Illness, disease, and sickness absence: an empirical test of differences between concepts of ill health
- 1Department of Work and Health, Swedish National Institute for Working Life, Stockholm, Sweden
- 2Section of Personal Injury Prevention, Department of Clinical Neuroscience, Karolinska Institute, Stockholm, Sweden
- Correspondence to: Dr A Wikman Department for Work and Health, National Institute for Working Life, 113 91 Stockholm, Sweden;
- Accepted 18 January 2005
Objectives: In studies of public health and morbidity different concepts of ill health are often seen as interchangeable alternatives. With the help of extensive population information this research intends to show how different concepts and measurements produce very different pictures of health and ill health. The concept trilogy of “illness,” “disease,” and “sickness” is used to capture different aspects of ill health.
Design: Cross sectional data were obtained through comprehensive interview surveys 1988–2001 and registers of sickness absence. Because of lack of data some years had to be excluded.
Settings: Swedish population.
Participants: Annual data for around 3500 employed and self employed persons.
Main results: Most people have some sort of illness or complaint. Fewer could be registered with a disease. Even fewer had been on sick leave. The overlap was fairly low. There also was an obvious discrepancy between reporting having a disease and a subject’s rating of general health. It was shown that the different concepts showed different trends over time.
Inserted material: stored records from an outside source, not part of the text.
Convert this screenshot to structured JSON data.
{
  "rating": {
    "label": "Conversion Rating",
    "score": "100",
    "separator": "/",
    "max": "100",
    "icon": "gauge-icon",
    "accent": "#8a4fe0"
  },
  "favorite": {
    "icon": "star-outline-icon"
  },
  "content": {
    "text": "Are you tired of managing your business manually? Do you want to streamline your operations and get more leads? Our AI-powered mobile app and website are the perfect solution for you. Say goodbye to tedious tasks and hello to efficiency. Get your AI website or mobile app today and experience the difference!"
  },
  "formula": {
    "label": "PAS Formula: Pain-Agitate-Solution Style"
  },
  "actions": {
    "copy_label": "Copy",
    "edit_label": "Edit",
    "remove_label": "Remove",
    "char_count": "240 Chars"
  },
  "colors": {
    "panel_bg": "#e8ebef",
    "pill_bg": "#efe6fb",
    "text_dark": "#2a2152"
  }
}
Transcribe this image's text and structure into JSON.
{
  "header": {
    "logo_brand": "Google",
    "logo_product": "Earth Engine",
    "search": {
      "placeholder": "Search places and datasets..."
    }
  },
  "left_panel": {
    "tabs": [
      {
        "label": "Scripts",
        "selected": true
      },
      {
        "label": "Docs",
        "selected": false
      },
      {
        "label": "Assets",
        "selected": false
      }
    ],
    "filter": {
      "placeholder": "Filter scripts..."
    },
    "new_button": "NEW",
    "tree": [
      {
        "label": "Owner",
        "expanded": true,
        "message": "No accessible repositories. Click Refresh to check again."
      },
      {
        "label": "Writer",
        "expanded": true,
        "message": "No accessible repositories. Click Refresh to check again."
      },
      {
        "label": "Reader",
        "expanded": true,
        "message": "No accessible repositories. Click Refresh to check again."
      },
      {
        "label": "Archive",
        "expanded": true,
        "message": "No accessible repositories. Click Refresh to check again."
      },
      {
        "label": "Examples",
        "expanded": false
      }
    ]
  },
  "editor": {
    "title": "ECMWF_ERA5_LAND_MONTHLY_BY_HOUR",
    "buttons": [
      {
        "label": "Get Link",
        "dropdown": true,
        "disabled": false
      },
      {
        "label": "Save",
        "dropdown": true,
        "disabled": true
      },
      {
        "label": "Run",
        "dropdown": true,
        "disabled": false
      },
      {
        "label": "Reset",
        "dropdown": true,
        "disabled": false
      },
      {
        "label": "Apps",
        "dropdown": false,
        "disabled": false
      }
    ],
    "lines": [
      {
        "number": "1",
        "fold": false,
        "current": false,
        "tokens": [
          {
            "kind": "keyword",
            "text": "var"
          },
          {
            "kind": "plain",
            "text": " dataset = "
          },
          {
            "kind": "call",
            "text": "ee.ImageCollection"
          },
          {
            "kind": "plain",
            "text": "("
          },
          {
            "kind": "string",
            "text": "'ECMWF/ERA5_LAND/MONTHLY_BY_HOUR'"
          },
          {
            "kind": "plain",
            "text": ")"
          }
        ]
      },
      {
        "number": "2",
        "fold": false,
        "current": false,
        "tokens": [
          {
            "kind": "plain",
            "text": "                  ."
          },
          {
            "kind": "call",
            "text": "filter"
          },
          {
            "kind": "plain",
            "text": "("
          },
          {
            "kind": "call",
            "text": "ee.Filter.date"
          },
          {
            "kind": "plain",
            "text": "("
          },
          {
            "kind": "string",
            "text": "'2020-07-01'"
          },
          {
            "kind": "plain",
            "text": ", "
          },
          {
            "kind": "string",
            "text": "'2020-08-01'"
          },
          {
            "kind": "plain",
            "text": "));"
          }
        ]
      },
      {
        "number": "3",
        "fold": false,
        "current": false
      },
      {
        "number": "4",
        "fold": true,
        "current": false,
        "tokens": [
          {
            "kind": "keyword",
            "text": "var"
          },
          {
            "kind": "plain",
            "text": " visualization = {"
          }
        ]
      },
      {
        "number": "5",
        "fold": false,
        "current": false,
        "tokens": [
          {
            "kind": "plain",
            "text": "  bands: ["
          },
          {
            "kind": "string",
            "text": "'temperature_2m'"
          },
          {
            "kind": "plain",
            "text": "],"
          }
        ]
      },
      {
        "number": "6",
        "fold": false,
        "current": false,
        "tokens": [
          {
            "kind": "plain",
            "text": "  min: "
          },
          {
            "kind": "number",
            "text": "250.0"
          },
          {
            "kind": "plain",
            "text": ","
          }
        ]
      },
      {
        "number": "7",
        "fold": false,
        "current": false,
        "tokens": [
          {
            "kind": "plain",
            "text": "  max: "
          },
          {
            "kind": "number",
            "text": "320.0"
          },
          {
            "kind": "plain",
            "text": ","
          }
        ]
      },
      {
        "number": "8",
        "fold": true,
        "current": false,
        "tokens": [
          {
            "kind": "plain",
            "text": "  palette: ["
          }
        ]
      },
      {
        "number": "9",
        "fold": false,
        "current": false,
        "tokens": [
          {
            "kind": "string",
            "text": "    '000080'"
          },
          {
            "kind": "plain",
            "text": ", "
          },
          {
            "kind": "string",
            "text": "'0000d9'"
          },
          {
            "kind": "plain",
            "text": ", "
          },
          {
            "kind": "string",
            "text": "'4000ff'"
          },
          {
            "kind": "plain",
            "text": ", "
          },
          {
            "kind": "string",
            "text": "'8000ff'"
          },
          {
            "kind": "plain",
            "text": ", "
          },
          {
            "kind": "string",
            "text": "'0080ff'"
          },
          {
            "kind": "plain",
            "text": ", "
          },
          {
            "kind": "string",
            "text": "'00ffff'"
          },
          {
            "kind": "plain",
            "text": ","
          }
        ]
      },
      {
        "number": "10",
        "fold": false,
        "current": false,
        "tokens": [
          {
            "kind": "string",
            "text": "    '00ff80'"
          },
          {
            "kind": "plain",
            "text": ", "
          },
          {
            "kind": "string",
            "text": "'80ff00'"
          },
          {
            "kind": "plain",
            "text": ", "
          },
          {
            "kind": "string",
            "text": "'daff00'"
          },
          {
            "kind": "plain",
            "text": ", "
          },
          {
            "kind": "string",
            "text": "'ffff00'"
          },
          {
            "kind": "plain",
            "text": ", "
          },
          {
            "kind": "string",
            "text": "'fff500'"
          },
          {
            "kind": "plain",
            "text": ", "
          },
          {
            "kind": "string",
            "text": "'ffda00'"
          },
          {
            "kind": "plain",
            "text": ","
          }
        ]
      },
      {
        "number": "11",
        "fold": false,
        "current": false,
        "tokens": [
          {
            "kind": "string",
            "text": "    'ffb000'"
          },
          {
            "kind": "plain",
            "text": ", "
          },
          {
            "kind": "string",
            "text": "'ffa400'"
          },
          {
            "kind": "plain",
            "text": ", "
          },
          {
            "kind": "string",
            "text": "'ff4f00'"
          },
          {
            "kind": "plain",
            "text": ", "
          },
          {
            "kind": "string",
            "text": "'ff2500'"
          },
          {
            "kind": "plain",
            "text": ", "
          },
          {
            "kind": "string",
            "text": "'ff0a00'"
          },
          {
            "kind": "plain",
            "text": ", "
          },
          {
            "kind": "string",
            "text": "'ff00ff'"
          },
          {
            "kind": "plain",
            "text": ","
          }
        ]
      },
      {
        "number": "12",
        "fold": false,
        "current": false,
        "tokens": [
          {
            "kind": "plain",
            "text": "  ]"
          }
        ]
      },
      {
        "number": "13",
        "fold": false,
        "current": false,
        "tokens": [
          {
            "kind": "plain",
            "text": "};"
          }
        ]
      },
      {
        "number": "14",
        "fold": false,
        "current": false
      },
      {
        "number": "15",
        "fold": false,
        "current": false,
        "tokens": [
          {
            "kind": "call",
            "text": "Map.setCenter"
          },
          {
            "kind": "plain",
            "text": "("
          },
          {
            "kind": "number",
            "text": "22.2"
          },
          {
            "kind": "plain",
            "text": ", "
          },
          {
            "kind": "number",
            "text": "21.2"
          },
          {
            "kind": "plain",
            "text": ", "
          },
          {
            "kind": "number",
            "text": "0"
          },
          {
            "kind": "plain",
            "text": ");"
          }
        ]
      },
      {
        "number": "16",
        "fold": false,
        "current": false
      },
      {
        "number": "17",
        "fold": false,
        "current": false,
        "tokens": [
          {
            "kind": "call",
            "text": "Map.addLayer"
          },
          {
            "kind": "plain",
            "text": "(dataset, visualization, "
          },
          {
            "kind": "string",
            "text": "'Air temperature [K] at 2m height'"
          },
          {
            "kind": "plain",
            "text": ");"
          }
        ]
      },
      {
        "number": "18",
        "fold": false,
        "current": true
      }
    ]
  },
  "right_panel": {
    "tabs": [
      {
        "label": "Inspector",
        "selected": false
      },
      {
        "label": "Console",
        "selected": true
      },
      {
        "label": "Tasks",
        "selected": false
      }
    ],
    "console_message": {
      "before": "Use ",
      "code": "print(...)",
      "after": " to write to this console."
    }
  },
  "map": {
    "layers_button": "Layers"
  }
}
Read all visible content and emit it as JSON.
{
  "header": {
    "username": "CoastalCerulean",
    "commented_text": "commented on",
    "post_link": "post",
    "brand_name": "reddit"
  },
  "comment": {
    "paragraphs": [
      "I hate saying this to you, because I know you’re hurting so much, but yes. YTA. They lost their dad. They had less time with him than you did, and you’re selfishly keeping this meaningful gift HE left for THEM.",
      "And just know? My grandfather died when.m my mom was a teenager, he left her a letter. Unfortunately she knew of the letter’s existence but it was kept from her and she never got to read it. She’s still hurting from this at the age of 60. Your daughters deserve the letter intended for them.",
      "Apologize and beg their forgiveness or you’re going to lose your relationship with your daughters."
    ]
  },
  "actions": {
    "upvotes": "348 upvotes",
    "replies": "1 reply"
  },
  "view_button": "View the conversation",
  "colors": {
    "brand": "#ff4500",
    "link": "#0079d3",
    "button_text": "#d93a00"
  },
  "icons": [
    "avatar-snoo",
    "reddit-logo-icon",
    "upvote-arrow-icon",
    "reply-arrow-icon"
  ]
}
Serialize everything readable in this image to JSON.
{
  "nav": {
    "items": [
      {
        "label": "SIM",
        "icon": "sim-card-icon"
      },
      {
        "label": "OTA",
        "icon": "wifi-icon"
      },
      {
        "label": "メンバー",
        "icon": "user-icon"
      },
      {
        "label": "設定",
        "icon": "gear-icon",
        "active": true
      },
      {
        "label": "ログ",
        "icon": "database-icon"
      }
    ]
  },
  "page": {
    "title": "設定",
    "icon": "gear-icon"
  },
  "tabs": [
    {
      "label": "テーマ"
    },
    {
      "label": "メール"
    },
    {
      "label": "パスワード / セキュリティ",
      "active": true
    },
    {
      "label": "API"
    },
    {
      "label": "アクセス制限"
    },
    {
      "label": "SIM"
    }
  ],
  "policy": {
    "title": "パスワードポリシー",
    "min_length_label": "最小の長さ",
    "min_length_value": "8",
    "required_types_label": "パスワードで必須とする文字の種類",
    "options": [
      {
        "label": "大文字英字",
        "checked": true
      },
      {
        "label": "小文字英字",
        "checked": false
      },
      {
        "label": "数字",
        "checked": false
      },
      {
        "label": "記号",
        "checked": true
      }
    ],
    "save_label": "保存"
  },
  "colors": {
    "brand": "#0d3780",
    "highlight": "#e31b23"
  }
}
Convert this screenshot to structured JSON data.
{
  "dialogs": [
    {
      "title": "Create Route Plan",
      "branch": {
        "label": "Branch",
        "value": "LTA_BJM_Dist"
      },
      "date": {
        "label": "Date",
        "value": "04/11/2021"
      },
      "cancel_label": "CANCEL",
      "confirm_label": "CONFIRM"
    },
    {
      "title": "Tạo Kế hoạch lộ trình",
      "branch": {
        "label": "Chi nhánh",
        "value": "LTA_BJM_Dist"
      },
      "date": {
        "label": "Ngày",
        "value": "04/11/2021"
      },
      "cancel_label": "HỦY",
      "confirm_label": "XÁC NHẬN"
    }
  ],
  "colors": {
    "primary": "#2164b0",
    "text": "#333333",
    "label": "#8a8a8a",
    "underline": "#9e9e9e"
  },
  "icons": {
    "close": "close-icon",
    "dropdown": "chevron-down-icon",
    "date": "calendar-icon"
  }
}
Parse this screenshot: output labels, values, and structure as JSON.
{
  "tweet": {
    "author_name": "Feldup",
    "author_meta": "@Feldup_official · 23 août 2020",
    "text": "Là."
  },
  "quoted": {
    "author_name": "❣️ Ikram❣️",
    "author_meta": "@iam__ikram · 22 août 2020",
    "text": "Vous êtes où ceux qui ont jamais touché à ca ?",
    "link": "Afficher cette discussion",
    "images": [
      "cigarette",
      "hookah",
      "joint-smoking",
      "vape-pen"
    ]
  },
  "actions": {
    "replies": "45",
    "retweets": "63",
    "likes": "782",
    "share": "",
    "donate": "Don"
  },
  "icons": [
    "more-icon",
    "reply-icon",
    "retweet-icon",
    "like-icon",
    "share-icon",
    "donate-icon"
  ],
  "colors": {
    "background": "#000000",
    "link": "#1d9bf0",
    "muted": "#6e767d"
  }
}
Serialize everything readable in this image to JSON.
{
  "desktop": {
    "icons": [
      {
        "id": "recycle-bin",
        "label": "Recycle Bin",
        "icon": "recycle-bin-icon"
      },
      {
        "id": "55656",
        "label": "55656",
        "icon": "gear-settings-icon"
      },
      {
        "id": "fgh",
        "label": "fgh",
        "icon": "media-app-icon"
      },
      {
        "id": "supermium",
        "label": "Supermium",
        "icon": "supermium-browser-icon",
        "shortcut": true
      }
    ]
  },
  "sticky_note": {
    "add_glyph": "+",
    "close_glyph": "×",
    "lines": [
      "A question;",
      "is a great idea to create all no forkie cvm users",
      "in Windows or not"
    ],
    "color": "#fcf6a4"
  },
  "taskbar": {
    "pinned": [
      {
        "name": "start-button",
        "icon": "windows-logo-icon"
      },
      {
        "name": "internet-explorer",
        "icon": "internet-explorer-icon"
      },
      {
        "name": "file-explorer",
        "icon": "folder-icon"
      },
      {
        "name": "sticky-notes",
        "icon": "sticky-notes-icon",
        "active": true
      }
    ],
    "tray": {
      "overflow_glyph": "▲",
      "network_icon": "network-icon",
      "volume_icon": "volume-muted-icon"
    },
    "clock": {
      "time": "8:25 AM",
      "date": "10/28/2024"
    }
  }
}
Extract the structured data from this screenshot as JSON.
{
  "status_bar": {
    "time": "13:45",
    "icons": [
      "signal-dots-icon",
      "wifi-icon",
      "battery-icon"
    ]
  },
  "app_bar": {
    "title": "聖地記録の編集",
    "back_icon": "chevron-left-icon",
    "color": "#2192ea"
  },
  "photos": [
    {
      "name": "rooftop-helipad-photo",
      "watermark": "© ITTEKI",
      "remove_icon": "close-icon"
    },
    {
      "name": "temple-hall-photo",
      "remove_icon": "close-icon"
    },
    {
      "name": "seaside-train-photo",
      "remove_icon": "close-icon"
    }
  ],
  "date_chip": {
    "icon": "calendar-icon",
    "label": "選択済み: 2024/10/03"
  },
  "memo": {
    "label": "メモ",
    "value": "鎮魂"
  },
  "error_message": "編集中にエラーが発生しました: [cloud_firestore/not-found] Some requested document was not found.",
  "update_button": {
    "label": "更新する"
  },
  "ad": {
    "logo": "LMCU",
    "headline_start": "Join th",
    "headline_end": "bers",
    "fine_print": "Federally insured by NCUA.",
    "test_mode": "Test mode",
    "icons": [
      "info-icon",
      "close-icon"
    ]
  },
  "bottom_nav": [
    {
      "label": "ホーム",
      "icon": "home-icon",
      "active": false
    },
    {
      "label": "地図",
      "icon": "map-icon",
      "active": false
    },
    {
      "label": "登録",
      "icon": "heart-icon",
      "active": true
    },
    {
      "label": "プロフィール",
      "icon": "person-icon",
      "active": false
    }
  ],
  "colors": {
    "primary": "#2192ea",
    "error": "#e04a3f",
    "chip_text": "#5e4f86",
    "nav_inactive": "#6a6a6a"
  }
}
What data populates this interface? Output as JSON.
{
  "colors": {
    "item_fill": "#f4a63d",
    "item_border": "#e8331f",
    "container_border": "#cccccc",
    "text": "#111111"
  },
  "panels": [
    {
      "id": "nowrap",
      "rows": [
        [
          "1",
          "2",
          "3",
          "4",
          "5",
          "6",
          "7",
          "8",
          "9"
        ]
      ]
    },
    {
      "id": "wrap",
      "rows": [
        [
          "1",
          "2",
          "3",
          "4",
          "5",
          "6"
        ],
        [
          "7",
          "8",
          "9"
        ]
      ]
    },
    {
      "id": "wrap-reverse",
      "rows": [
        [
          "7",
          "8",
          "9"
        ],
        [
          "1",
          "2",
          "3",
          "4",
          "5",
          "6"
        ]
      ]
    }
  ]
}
Conclusions: The discrepancies between the concepts imply that you have to be very careful when using public health data to illustrate different aspects of morbidity. The comparatively low degree of overlap between them shows that they represent different realities. There is a need to do further empirical research about how different aspects of morbidity are interrelated. Their lack of interrelation seems to be an important research area worth developing further.
Conflicts of interest: none declared.